A More Refreshing Red Raspberry Leaf Tea

As with many natural interventions there’s a bit of controversy on whether or not red raspberry leaf tea has any impact on labor. Some studies show it can shorten labor and lessen the need for interventions. In fact, a study published in the Journal of Nurse Midwifery found some 63% of certified nurse midwives used red raspberry leaf as part of their natural labor induction plan.

Other studies show that at the highest levels it can actually inhibit contractions, lengthening labors. It’s important to point out for this study the doses “at the highest level” are at a level no human would consume with a mug of tea a day. At worst you have a tasty tea that has no effect. Also note that rats are not humans and their physiology will handle things slightly differently.

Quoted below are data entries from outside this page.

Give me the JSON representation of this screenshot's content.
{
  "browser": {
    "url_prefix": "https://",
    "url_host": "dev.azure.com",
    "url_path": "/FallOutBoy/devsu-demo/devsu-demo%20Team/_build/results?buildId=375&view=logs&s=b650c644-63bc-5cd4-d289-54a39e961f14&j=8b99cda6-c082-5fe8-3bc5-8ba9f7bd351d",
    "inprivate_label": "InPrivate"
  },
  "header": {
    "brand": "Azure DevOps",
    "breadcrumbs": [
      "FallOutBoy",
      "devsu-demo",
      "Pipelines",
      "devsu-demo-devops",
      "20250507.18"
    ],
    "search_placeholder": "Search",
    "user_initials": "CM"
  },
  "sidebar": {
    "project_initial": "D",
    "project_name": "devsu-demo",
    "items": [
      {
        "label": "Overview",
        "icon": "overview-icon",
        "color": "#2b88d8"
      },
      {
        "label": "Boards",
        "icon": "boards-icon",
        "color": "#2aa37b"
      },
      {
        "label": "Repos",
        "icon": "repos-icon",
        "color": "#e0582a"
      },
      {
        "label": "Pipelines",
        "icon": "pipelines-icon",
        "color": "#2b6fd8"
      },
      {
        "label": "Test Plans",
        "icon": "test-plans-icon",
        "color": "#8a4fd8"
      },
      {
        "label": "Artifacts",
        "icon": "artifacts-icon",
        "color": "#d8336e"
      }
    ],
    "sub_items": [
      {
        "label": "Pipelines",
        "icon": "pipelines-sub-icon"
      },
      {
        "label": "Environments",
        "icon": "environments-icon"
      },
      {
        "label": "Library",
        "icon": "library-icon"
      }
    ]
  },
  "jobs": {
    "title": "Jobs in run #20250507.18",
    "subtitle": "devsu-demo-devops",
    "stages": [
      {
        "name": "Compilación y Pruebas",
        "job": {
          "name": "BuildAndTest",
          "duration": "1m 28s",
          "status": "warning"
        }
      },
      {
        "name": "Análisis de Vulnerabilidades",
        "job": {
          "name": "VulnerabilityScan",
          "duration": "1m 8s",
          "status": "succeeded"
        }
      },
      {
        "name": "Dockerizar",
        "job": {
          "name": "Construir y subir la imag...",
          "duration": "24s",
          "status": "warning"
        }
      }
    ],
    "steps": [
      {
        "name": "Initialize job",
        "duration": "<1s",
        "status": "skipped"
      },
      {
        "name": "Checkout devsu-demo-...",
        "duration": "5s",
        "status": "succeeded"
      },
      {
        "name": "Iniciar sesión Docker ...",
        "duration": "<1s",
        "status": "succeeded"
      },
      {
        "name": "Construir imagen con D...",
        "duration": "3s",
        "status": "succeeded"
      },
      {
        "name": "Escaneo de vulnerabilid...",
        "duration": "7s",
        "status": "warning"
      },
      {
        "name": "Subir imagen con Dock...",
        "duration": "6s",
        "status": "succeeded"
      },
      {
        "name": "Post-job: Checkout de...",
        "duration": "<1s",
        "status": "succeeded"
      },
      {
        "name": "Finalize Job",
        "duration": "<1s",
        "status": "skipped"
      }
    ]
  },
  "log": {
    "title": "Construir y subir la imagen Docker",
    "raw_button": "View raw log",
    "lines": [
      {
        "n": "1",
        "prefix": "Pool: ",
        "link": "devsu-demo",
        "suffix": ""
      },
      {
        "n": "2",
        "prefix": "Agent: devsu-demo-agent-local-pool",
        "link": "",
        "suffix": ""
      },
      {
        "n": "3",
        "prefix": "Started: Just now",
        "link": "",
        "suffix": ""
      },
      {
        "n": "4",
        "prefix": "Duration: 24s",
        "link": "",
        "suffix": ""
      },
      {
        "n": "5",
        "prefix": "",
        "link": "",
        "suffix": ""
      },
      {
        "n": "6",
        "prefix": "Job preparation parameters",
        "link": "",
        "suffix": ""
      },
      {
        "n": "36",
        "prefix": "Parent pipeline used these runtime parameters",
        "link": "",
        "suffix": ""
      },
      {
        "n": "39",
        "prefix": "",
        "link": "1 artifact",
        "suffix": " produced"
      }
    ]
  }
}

Conventional and folk wisdom treat it as a “women’s herb”. It’s great to help menstrual cramps, keep the uterus healthy and may help with fertility. The only caution I regularly see with red raspberry leaf is to not consume it in the first trimester.